COVID-19: Myths vs. facts

Here’s what you need to know about novel Coronavirus


Image from U.S. National Park Service

The hot topic of the year: coronavirus. While everybody knows the basics, there’s a lot of misinformation going around. That’s why we’ve assembled a fast facts story about the myths of the novel coronavirus and the facts that contradict them.

While it’s true that COVID-19 and the flu share many qualities, the novel coronavirus is a very different situation from the flu, and should be treated as such. We have decades upon decades of experience dealing with the flu, and a few scant months of experience dealing with COVID-19. 

The coronavirus is about twice as contagious, has no vaccine, and has an average death-per-case rate roughly 12 to 24 times higher than that of the flu based on data from the China outbreak, according to the World Health Organization (WHO).

One of the most common misconceptions with the coronavirus is that the danger comes from the likelihood of the average person dying, which is very low. This assumption makes people think increasing hygiene, closing down schools, et cetera, is way overboard. It’s not. 

The danger of coronavirus comes from the likelihood that our hospitals will be overwhelmed, which is very high. According to NPR, Italian hospitals are scrambling to find enough beds and medical professionals are forced to choose who gets to use life-saving medical equipment. 

According to CBS, the best case scenario is for 20% of the US’ adult population to be infected over the course of 18 months, which would result in hospitals being strained but still functional at 95% capacity. Lower that time period to six or even twelve months, and hospitals are completely overwhelmed.

In order to relieve the stress on hospitals, we must “flatten the curve.” No doubt you’ve heard this, but what is flattening the curve, exactly? Flattening the curve refers to reducing the number of cases and slowing the spread of COVID-19 so that hospitals can handle the influx. On the graph below, the blue curve represents case numbers after measures taken to, quite literally, flatten it.

Source: New York Times

The US is already well beyond the point that Wuhan was at when it completely shut down.
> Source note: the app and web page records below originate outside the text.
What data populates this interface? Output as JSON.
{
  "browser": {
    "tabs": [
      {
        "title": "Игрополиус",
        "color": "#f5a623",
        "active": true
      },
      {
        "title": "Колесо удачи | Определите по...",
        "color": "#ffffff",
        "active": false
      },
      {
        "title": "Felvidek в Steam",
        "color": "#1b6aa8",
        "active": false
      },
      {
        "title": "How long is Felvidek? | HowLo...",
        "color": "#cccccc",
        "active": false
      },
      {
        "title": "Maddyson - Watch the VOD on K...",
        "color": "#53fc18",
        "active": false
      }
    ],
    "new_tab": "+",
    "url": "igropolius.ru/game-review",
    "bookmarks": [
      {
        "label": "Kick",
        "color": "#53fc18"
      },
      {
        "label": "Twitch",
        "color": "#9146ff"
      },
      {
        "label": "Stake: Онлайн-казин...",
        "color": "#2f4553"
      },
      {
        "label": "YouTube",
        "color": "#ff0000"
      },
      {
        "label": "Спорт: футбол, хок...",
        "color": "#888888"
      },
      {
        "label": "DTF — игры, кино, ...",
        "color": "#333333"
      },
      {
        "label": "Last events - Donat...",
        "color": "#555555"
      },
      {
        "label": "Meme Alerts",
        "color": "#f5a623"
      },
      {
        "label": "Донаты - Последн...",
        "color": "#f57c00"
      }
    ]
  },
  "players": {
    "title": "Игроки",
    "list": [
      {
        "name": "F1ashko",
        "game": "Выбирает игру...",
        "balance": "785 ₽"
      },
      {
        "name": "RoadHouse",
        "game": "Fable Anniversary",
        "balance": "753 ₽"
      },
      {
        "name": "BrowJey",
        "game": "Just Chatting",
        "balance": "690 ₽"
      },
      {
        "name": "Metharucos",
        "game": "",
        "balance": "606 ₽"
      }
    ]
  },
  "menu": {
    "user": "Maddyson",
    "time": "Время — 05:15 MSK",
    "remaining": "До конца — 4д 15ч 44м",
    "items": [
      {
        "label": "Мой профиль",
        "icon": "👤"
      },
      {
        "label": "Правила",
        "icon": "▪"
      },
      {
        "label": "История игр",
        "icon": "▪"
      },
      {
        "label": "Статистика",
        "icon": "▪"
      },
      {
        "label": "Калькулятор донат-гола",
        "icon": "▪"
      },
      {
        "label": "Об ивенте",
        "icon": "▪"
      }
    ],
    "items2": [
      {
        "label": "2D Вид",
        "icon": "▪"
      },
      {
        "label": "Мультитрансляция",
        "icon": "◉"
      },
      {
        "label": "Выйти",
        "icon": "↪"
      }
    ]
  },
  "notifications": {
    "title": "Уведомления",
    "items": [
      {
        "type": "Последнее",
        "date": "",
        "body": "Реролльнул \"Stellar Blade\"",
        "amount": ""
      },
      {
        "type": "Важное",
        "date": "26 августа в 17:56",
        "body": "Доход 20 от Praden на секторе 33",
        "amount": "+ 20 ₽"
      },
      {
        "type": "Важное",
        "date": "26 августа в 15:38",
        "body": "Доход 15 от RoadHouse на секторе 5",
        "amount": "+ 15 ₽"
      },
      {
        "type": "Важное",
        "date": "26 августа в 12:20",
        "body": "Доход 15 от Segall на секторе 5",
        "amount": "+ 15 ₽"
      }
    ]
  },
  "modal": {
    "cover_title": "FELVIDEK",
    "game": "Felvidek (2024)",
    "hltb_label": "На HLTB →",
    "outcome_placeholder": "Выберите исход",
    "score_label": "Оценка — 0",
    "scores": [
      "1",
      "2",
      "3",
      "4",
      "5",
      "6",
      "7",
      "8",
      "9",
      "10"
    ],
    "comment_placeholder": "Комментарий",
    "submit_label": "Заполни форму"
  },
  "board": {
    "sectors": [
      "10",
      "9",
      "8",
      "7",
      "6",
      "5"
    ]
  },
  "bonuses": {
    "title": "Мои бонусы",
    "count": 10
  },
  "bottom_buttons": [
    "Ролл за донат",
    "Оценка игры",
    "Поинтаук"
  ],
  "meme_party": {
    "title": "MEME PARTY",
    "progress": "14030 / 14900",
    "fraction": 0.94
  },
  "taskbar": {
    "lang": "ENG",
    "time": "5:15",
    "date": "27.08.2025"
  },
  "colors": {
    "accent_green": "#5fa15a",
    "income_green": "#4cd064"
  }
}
Assuming everything will be fine and life can go on as normal will only put the elderly those with compromised immune systems at risk, and many low-wage workers in jobs such as fast food cannot afford to take time off work or get treated, possibly infecting hundreds of people. The United States is not immune to strife and disease, no matter how safe and affluent we seem.

In addition to this, testing in the US is largely incomplete, and much of the data we have is possibly hundreds to even thousands below the actual number of US cases. This is making it seem like the situation is much less dire than it actually is, and leading a lot of people to assume shrugging off precautionary measures like social isolation is okay.

However, this does not mean we should be panicking and stocking up on supplies such as masks and hand sanitizer. Our hospitals are already running low on masks, and while surgical masks are relatively harmless to buy, high-quality N95 masks are completely essential to our healthcare system. There is no extra store of masks for hospitals, and we as the people must be careful to not monopolize resources desperately needed by those on the front lines of the crisis.

In addition, there’s been a lot of misinformation spreading around when and how the coronavirus can be transmitted. In contrast to the assumption that COVID-19 cannot be transmitted in warm weather and mosquitoes are capable of transmitting the novel coronavirus, the WHO reports that the novel coronavirus can be transmitted in any weather, and not by mosquitoes.